PROBLEM DETAILS :: Please work out how many lines below contain the word "copies", and reply with only that number.

[Collection entries]
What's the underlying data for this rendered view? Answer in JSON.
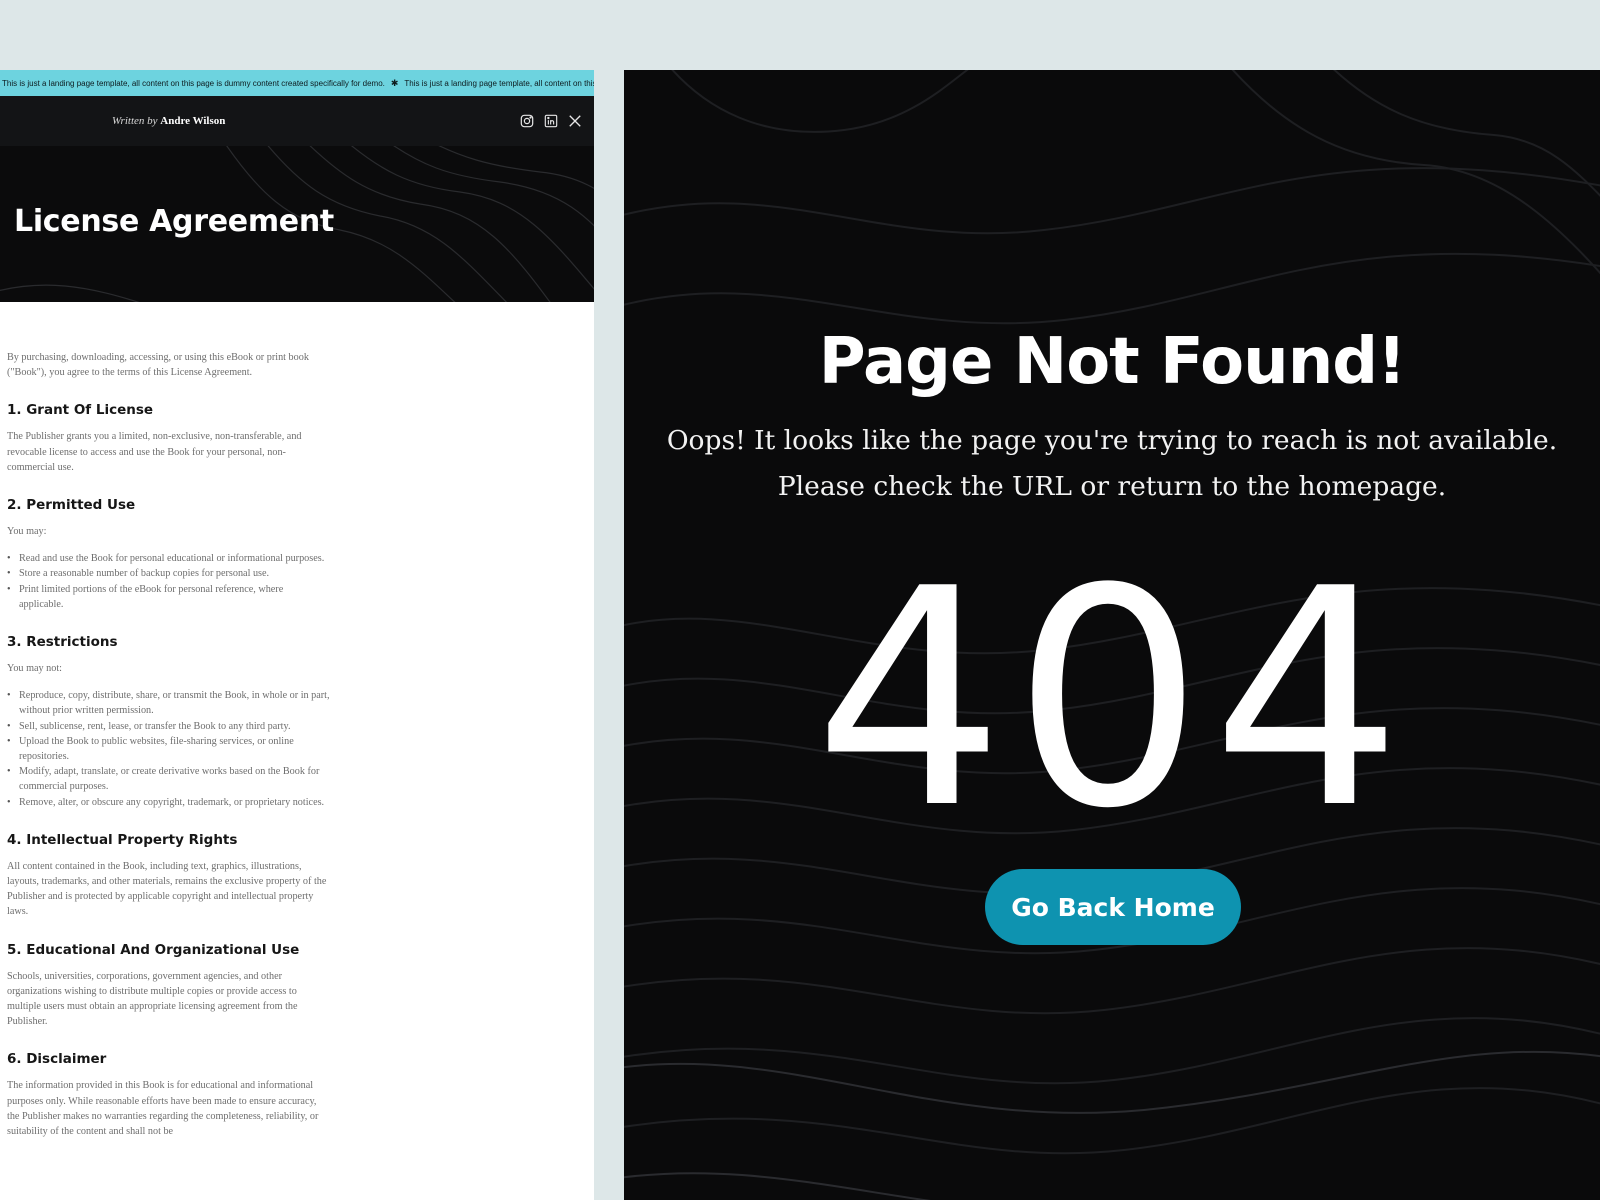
{
  "license_page": {
    "ticker_text": "This is just a landing page template, all content on this page is dummy content created specifically for demo.",
    "byline": {
      "prefix": "Written by",
      "author": "Andre Wilson"
    },
    "hero_title": "License Agreement",
    "intro": "By purchasing, downloading, accessing, or using this eBook or print book (\"Book\"), you agree to the terms of this License Agreement.",
    "sections": [
      {
        "heading": "1. Grant Of License",
        "text": "The Publisher grants you a limited, non-exclusive, non-transferable, and revocable license to access and use the Book for your personal, non-commercial use."
      },
      {
        "heading": "2. Permitted Use",
        "text": "You may:",
        "items": [
          "Read and use the Book for personal educational or informational purposes.",
          "Store a reasonable number of backup copies for personal use.",
          "Print limited portions of the eBook for personal reference, where applicable."
        ]
      },
      {
        "heading": "3. Restrictions",
        "text": "You may not:",
        "items": [
          "Reproduce, copy, distribute, share, or transmit the Book, in whole or in part, without prior written permission.",
          "Sell, sublicense, rent, lease, or transfer the Book to any third party.",
          "Upload the Book to public websites, file-sharing services, or online repositories.",
          "Modify, adapt, translate, or create derivative works based on the Book for commercial purposes.",
          "Remove, alter, or obscure any copyright, trademark, or proprietary notices."
        ]
      },
      {
        "heading": "4. Intellectual Property Rights",
        "text": "All content contained in the Book, including text, graphics, illustrations, layouts, trademarks, and other materials, remains the exclusive property of the Publisher and is protected by applicable copyright and intellectual property laws."
      },
      {
        "heading": "5. Educational And Organizational Use",
        "text": "Schools, universities, corporations, government agencies, and other organizations wishing to distribute multiple copies or provide access to multiple users must obtain an appropriate licensing agreement from the Publisher."
      },
      {
        "heading": "6. Disclaimer",
        "text": "The information provided in this Book is for educational and informational purposes only. While reasonable efforts have been made to ensure accuracy, the Publisher makes no warranties regarding the completeness, reliability, or suitability of the content and shall not be"
      }
    ],
    "social_icons": [
      "instagram-icon",
      "linkedin-icon",
      "x-icon"
    ],
    "colors": {
      "ticker_bg": "#6dd3df",
      "header_bg": "#131416",
      "hero_bg": "#0b0b0c"
    }
  },
  "not_found_page": {
    "title": "Page Not Found!",
    "message_line1": "Oops! It looks like the page you're trying to reach is not available.",
    "message_line2": "Please check the URL or return to the homepage.",
    "code": "404",
    "button_label": "Go Back Home",
    "colors": {
      "background": "#0a0a0b",
      "button": "#0e93b0"
    }
  }
}
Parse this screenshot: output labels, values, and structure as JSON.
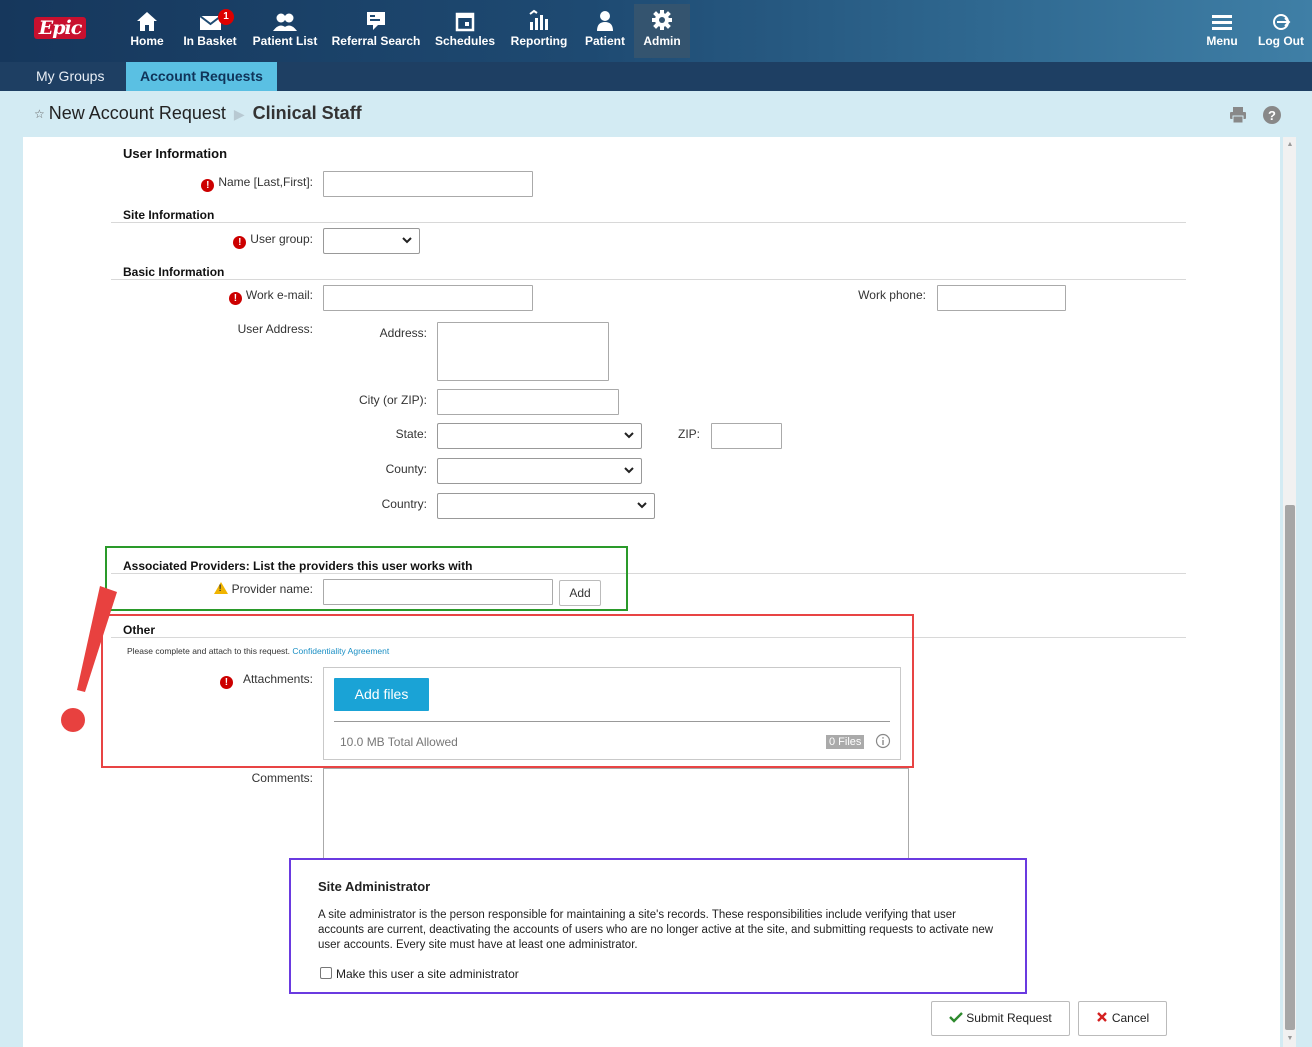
{
  "nav": {
    "logo": "Epic",
    "items": [
      {
        "label": "Home"
      },
      {
        "label": "In Basket",
        "badge": "1"
      },
      {
        "label": "Patient List"
      },
      {
        "label": "Referral Search"
      },
      {
        "label": "Schedules"
      },
      {
        "label": "Reporting"
      },
      {
        "label": "Patient"
      },
      {
        "label": "Admin"
      }
    ],
    "right": [
      {
        "label": "Menu"
      },
      {
        "label": "Log Out"
      }
    ]
  },
  "tabs": [
    {
      "label": "My Groups"
    },
    {
      "label": "Account Requests"
    }
  ],
  "breadcrumb": {
    "root": "New Account Request",
    "current": "Clinical Staff"
  },
  "form": {
    "user_info": {
      "title": "User Information",
      "name_label": "Name [Last,First]:"
    },
    "site_info": {
      "title": "Site Information",
      "user_group_label": "User group:"
    },
    "basic_info": {
      "title": "Basic Information",
      "work_email_label": "Work e-mail:",
      "work_phone_label": "Work phone:",
      "user_address_label": "User Address:",
      "address_label": "Address:",
      "city_label": "City (or ZIP):",
      "state_label": "State:",
      "zip_label": "ZIP:",
      "county_label": "County:",
      "country_label": "Country:"
    },
    "providers": {
      "title": "Associated Providers: List the providers this user works with",
      "provider_name_label": "Provider name:",
      "add_label": "Add"
    },
    "other": {
      "title": "Other",
      "note": "Please complete and attach to this request.",
      "note_link": "Confidentiality Agreement",
      "attachments_label": "Attachments:",
      "add_files_label": "Add files",
      "limit_text": "10.0 MB Total Allowed",
      "file_count": "0 Files",
      "comments_label": "Comments:"
    },
    "site_admin": {
      "title": "Site Administrator",
      "description": "A site administrator is the person responsible for maintaining a site's records. These responsibilities include verifying that user accounts are current, deactivating the accounts of users who are no longer active at the site, and submitting requests to activate new user accounts. Every site must have at least one administrator.",
      "checkbox_label": "Make this user a site administrator"
    },
    "actions": {
      "submit_label": "Submit Request",
      "cancel_label": "Cancel"
    }
  },
  "colors": {
    "nav_dark": "#16375c",
    "tab_active": "#5ac0e3",
    "title_band": "#d3ebf3",
    "required": "#cc0000",
    "add_files": "#1aa3d6",
    "annot_green": "#2a9a2a",
    "annot_red": "#e84444",
    "annot_purple": "#6a3ae0"
  },
  "icons": [
    "home-icon",
    "mail-icon",
    "users-icon",
    "referral-icon",
    "calendar-icon",
    "reporting-icon",
    "patient-icon",
    "gear-icon",
    "hamburger-icon",
    "logout-icon",
    "print-icon",
    "help-icon",
    "chevron-down-icon",
    "info-icon",
    "checkmark-icon",
    "x-icon"
  ]
}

RESPONSE TO THIS EXERCISE :: 2